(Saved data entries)
*****
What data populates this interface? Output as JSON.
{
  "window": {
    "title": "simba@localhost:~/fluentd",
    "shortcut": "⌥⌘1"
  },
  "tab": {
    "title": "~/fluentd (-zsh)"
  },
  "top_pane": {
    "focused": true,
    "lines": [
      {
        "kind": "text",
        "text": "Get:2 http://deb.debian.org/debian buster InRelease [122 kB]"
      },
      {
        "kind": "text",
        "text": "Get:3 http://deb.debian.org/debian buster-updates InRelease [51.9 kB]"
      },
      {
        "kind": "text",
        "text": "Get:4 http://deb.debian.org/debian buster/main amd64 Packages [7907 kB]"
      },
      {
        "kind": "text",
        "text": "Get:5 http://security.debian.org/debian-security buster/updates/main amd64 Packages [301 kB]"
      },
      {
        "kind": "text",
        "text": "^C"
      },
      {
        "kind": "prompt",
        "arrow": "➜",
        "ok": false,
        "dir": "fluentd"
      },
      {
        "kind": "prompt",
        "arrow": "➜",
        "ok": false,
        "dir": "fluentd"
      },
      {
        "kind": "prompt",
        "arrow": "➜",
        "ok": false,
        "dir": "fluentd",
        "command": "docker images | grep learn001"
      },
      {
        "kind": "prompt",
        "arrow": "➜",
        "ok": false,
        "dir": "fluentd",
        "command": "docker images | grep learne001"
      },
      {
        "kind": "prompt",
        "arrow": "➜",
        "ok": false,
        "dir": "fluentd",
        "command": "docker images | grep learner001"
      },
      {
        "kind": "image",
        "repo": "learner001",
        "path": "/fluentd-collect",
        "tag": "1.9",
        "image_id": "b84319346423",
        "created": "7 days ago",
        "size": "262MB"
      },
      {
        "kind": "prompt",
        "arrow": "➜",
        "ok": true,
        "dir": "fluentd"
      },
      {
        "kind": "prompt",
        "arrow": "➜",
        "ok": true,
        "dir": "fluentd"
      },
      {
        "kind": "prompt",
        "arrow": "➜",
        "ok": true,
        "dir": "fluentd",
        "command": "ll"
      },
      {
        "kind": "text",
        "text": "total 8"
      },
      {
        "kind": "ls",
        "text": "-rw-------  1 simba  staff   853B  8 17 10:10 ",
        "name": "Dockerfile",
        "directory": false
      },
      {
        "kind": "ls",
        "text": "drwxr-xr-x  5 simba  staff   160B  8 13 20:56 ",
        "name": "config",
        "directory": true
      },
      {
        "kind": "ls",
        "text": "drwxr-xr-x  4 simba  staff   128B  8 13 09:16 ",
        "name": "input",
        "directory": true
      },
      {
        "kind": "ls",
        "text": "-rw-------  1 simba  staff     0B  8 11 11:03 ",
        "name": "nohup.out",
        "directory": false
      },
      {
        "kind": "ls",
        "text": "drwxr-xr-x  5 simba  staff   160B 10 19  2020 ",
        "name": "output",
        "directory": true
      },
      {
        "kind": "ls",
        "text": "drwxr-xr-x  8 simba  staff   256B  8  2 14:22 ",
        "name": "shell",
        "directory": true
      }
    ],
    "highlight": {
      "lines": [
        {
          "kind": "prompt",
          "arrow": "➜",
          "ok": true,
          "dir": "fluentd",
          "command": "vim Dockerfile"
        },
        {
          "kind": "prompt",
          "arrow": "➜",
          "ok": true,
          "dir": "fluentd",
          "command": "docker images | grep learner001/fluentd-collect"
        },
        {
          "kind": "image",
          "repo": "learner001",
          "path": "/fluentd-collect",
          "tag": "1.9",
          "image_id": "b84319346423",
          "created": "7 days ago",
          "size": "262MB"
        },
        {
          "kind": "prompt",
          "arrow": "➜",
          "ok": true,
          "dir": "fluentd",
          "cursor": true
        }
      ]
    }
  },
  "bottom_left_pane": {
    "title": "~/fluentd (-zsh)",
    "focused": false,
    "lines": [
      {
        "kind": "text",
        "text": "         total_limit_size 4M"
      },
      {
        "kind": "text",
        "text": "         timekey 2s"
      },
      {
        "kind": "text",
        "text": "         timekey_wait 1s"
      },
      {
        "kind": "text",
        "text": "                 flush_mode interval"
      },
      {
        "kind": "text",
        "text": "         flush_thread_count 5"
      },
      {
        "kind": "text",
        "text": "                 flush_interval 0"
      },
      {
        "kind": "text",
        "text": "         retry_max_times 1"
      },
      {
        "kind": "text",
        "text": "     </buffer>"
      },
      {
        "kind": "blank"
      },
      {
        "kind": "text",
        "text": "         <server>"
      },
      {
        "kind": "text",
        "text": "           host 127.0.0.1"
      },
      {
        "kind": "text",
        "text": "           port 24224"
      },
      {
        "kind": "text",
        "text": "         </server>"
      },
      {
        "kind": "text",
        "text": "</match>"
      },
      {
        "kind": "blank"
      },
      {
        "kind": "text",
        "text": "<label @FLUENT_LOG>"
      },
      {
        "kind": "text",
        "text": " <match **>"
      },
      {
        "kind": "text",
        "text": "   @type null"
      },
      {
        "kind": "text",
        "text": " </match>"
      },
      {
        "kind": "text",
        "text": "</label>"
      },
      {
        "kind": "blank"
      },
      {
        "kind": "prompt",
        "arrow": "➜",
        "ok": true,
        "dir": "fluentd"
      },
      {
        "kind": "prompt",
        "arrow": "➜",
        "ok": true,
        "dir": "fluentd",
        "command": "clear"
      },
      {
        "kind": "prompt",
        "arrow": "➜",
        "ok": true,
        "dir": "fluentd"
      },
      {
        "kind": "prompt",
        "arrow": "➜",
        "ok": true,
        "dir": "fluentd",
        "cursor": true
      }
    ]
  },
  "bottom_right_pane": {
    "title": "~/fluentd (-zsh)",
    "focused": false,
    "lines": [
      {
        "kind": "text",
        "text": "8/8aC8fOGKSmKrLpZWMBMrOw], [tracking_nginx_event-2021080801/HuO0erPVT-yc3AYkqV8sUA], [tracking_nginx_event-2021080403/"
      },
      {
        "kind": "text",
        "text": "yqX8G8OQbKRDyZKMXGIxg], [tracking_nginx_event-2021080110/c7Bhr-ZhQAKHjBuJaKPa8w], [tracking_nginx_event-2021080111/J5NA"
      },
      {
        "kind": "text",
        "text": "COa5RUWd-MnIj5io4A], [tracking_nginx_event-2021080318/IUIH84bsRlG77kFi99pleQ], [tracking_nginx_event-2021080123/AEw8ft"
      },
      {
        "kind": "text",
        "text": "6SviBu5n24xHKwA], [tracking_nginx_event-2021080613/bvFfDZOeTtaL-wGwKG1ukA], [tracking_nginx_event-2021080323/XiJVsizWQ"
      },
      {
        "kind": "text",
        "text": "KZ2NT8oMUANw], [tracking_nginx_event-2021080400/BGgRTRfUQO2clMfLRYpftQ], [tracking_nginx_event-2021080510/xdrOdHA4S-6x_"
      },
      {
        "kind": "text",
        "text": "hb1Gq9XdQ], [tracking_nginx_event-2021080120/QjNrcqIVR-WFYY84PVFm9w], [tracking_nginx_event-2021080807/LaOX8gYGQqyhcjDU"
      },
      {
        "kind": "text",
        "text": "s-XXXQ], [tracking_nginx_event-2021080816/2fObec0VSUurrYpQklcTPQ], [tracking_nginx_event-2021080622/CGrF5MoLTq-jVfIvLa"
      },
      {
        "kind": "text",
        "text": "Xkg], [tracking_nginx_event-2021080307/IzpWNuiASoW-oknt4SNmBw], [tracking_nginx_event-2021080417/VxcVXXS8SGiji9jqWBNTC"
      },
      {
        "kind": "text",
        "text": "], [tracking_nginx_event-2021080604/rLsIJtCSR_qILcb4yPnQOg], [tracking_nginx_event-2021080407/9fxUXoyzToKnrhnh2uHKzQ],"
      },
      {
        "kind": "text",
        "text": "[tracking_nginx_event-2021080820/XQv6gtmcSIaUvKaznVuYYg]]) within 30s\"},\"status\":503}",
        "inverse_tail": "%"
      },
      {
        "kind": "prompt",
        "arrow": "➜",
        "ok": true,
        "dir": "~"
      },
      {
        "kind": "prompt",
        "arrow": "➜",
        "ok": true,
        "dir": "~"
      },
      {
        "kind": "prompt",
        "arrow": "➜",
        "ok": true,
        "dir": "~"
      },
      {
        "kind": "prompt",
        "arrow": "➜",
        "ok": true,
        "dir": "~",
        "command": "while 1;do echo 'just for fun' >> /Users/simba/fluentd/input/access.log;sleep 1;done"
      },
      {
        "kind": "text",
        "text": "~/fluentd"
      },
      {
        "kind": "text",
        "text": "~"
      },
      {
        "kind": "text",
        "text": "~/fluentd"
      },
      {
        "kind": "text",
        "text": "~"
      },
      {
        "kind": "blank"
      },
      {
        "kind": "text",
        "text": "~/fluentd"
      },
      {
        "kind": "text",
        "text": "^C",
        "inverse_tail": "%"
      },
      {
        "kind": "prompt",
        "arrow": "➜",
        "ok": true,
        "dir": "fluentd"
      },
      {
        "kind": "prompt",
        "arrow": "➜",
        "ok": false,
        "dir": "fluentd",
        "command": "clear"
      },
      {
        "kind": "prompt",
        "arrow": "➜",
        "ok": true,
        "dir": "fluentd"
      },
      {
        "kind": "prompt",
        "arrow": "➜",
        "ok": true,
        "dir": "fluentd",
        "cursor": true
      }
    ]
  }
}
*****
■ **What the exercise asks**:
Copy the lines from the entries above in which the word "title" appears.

■ **Solution below**:
    "title": "simba@localhost:~/fluentd",
    "title": "~/fluentd (-zsh)"
    "title": "~/fluentd (-zsh)",
    "title": "~/fluentd (-zsh)",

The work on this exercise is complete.